Many grant proposals require data from other teams, such as volunteer information, program data, and financial information. That means there will be a lot of working cross-functionally with other teams. Grant writers are in charge of working with all the other department heads and ensuring that accurate data is delivered in a timely manner.
Composition and editing skills
If you’re looking to break into grant writing, composition and editing skills are paramount to your success. A world-class grant writer knows how to take data and transform it into a story that compels funders to take action.
You’ll also need the technical eye and editing skills to lay your grant proposal out in a way that is easy to understand. Without these key abilities, your success as a grant writer will be limited.
Surprise, surprise! Your work isn’t done once you’ve secured grant funding. Many grant programs will require awardees to complete a grant report after they are awarded funding. A grant report is a post-program write-up that you use to show the impact funding has had on your program.
It’s the job of the grant writer to collect and track this information after the grant has been awarded. This information is crucial for multi-year grant programs where your organization can secure funding for several years at a time, provided you prove you’re putting the money to good use.
What skills do you need to become a grant writer?
A healthy mix of hard and soft skills is the ideal combination for a career in grant writing. You’ll need the technical know-how to research and write grants, while also being able to communicate and collaborate with other teams. Here’s a quick overview of the top six skills grant writers need:
Many of the skills required for grant writing can be cultivated in other careers. Starting your career as a grant writer is the same as starting in any new industry. Your skills can get you in the door whether or not you have previous experience in the field.
These transferable skills can aid you in landing a job in the industry without previous experience. What you bring to the table is more important than what it says in your resume.

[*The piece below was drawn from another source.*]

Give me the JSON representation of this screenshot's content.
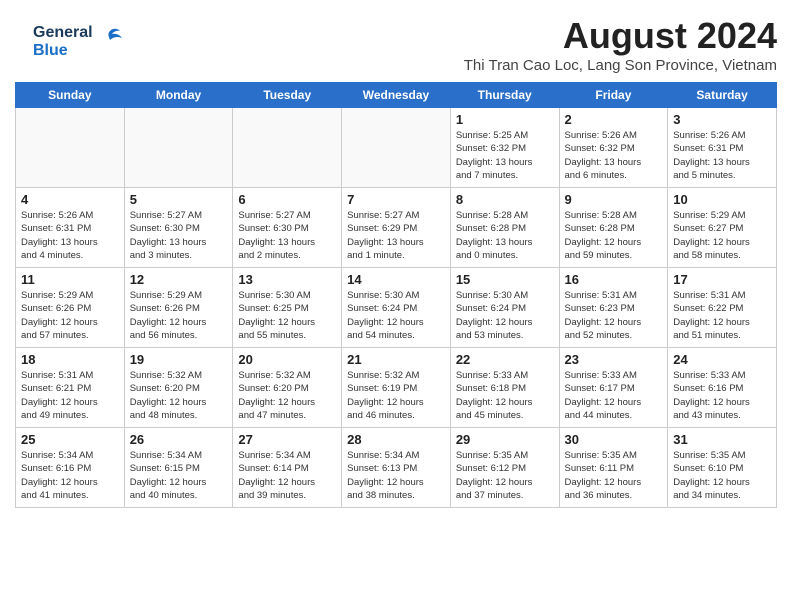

Do you need experience to become a grant writer?
No, you don’t need direct experience to become a grant writer. In many cases, experience in other fields will translate into grant writing. Previous writing experience, nonprofit experience, or even marketing experience can give you a leg up in the application process.
That said, previous experience is never a bad thing to have. And there are ways to gain experience as a grant writer without formally holding a position in grant writing.
How to gain experience as a grant writer:
Some universities offer specific certificate programs or coursework in grant writing. These classes cover the basics of grant writing and research, as well as other relevant experiences you can take into your job hunt.
There are also plenty of online courses through programs like LinkedIn Learning that you can pursue in your own time to sharpen your skills and help you stand out.
Do you need a degree to become a grant writer?
It really depends where you are in your career.
If you’re just starting out then it would benefit you to obtain a degree in a writing-intensive major, such as English, journalism, communications, or marketing. A master's degree or certificate in nonprofit management can also give you an edge over other job applicants.
Whether or not you need a specific degree to land a job as a grant writer is ultimately decided by a hiring manager. With the right combination of skills and previous experience, an advanced degree might not be necessary.
In addition to a degree, knowledge of grant management software could help you edge out the competition.
Next steps for becoming a grant writer
Grant writing is a fast-paced and rewarding career. If you’re the sort of person who loves problem-solving, writing, and helping the greater good, then you’re in the right place. A career in grant writing can give you all of that and more!
Ready to start applying for grant writing jobs? Learn how to write a resume that communicates your skills.